▶ Dataset content
************

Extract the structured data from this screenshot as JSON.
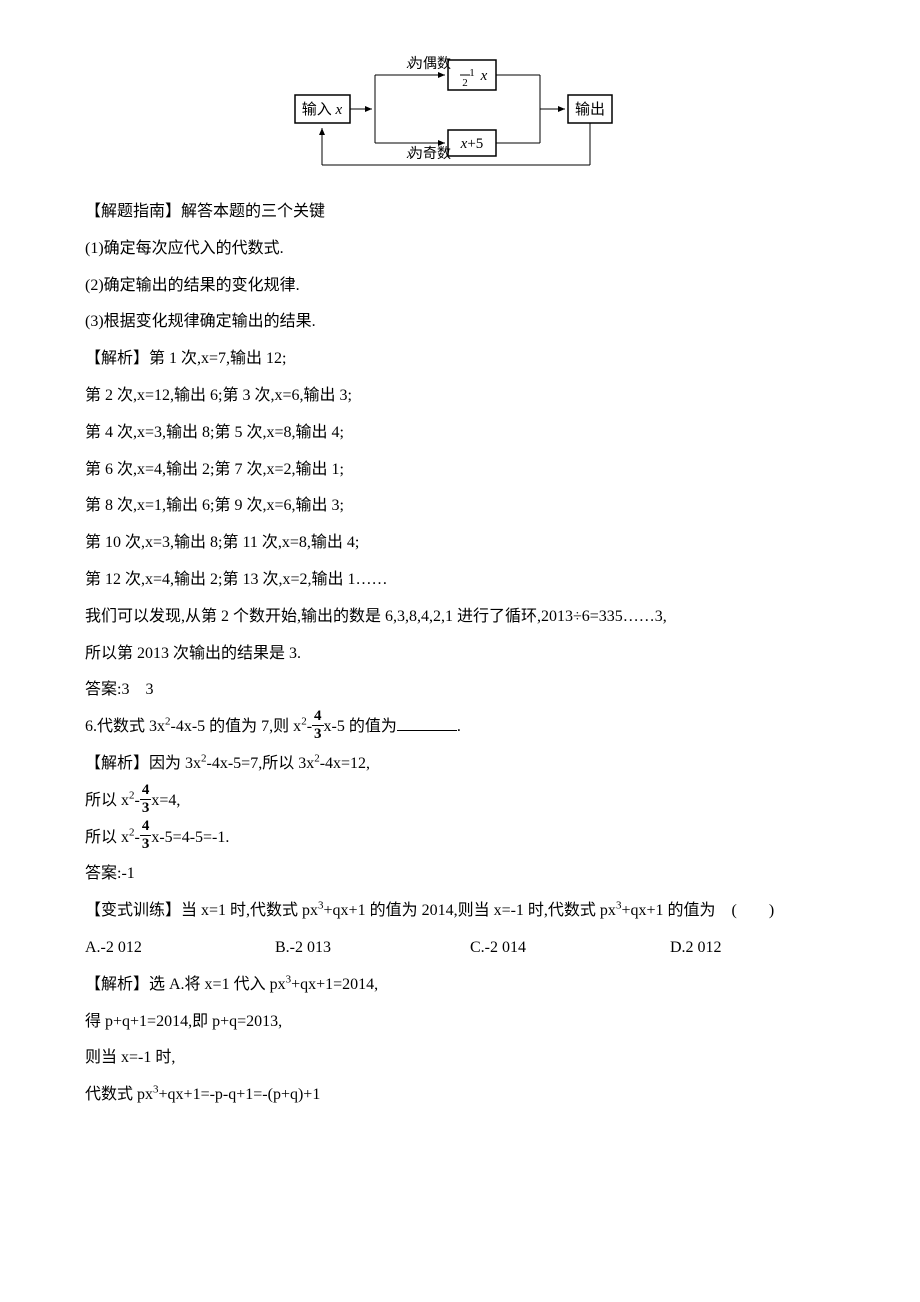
{
  "flowchart": {
    "input": "输入 x",
    "even_label": "x 为偶数",
    "odd_label": "x 为奇数",
    "even_op": "½ x",
    "odd_op": "x+5",
    "output": "输出"
  },
  "lines": {
    "guide_title": "【解题指南】解答本题的三个关键",
    "g1": "(1)确定每次应代入的代数式.",
    "g2": "(2)确定输出的结果的变化规律.",
    "g3": "(3)根据变化规律确定输出的结果.",
    "ana1": "【解析】第 1 次,x=7,输出 12;",
    "ana2": "第 2 次,x=12,输出 6;第 3 次,x=6,输出 3;",
    "ana3": "第 4 次,x=3,输出 8;第 5 次,x=8,输出 4;",
    "ana4": "第 6 次,x=4,输出 2;第 7 次,x=2,输出 1;",
    "ana5": "第 8 次,x=1,输出 6;第 9 次,x=6,输出 3;",
    "ana6": "第 10 次,x=3,输出 8;第 11 次,x=8,输出 4;",
    "ana7": "第 12 次,x=4,输出 2;第 13 次,x=2,输出 1……",
    "ana8": "我们可以发现,从第 2 个数开始,输出的数是 6,3,8,4,2,1 进行了循环,2013÷6=335……3,",
    "ana9": "所以第 2013 次输出的结果是 3.",
    "ans5": "答案:3　3",
    "q6_pre": "6.代数式 3x",
    "q6_mid1": "-4x-5 的值为 7,则 x",
    "q6_mid2": "x-5 的值为",
    "q6_end": ".",
    "a6_l1a": "【解析】因为 3x",
    "a6_l1b": "-4x-5=7,所以 3x",
    "a6_l1c": "-4x=12,",
    "a6_l2a": "所以 x",
    "a6_l2b": "x=4,",
    "a6_l3a": "所以 x",
    "a6_l3b": "x-5=4-5=-1.",
    "ans6": "答案:-1",
    "var_pre": "【变式训练】当 x=1 时,代数式 px",
    "var_mid1": "+qx+1 的值为 2014,则当 x=-1 时,代数式 px",
    "var_mid2": "+qx+1 的值为　(　　)",
    "optA": "A.-2 012",
    "optB": "B.-2 013",
    "optC": "C.-2 014",
    "optD": "D.2 012",
    "va_l1a": "【解析】选 A.将 x=1 代入 px",
    "va_l1b": "+qx+1=2014,",
    "va_l2": "得 p+q+1=2014,即 p+q=2013,",
    "va_l3": "则当 x=-1 时,",
    "va_l4a": "代数式 px",
    "va_l4b": "+qx+1=-p-q+1=-(p+q)+1"
  },
  "frac": {
    "num": "4",
    "den": "3"
  }
}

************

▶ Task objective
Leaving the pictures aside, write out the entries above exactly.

▶ Result of this task
Extract the structured data from this screenshot as JSON.
{
  "flowchart": {
    "input": "输入 x",
    "even_label": "x 为偶数",
    "odd_label": "x 为奇数",
    "even_op": "½ x",
    "odd_op": "x+5",
    "output": "输出"
  },
  "lines": {
    "guide_title": "【解题指南】解答本题的三个关键",
    "g1": "(1)确定每次应代入的代数式.",
    "g2": "(2)确定输出的结果的变化规律.",
    "g3": "(3)根据变化规律确定输出的结果.",
    "ana1": "【解析】第 1 次,x=7,输出 12;",
    "ana2": "第 2 次,x=12,输出 6;第 3 次,x=6,输出 3;",
    "ana3": "第 4 次,x=3,输出 8;第 5 次,x=8,输出 4;",
    "ana4": "第 6 次,x=4,输出 2;第 7 次,x=2,输出 1;",
    "ana5": "第 8 次,x=1,输出 6;第 9 次,x=6,输出 3;",
    "ana6": "第 10 次,x=3,输出 8;第 11 次,x=8,输出 4;",
    "ana7": "第 12 次,x=4,输出 2;第 13 次,x=2,输出 1……",
    "ana8": "我们可以发现,从第 2 个数开始,输出的数是 6,3,8,4,2,1 进行了循环,2013÷6=335……3,",
    "ana9": "所以第 2013 次输出的结果是 3.",
    "ans5": "答案:3　3",
    "q6_pre": "6.代数式 3x",
    "q6_mid1": "-4x-5 的值为 7,则 x",
    "q6_mid2": "x-5 的值为",
    "q6_end": ".",
    "a6_l1a": "【解析】因为 3x",
    "a6_l1b": "-4x-5=7,所以 3x",
    "a6_l1c": "-4x=12,",
    "a6_l2a": "所以 x",
    "a6_l2b": "x=4,",
    "a6_l3a": "所以 x",
    "a6_l3b": "x-5=4-5=-1.",
    "ans6": "答案:-1",
    "var_pre": "【变式训练】当 x=1 时,代数式 px",
    "var_mid1": "+qx+1 的值为 2014,则当 x=-1 时,代数式 px",
    "var_mid2": "+qx+1 的值为　(　　)",
    "optA": "A.-2 012",
    "optB": "B.-2 013",
    "optC": "C.-2 014",
    "optD": "D.2 012",
    "va_l1a": "【解析】选 A.将 x=1 代入 px",
    "va_l1b": "+qx+1=2014,",
    "va_l2": "得 p+q+1=2014,即 p+q=2013,",
    "va_l3": "则当 x=-1 时,",
    "va_l4a": "代数式 px",
    "va_l4b": "+qx+1=-p-q+1=-(p+q)+1"
  },
  "frac": {
    "num": "4",
    "den": "3"
  }
}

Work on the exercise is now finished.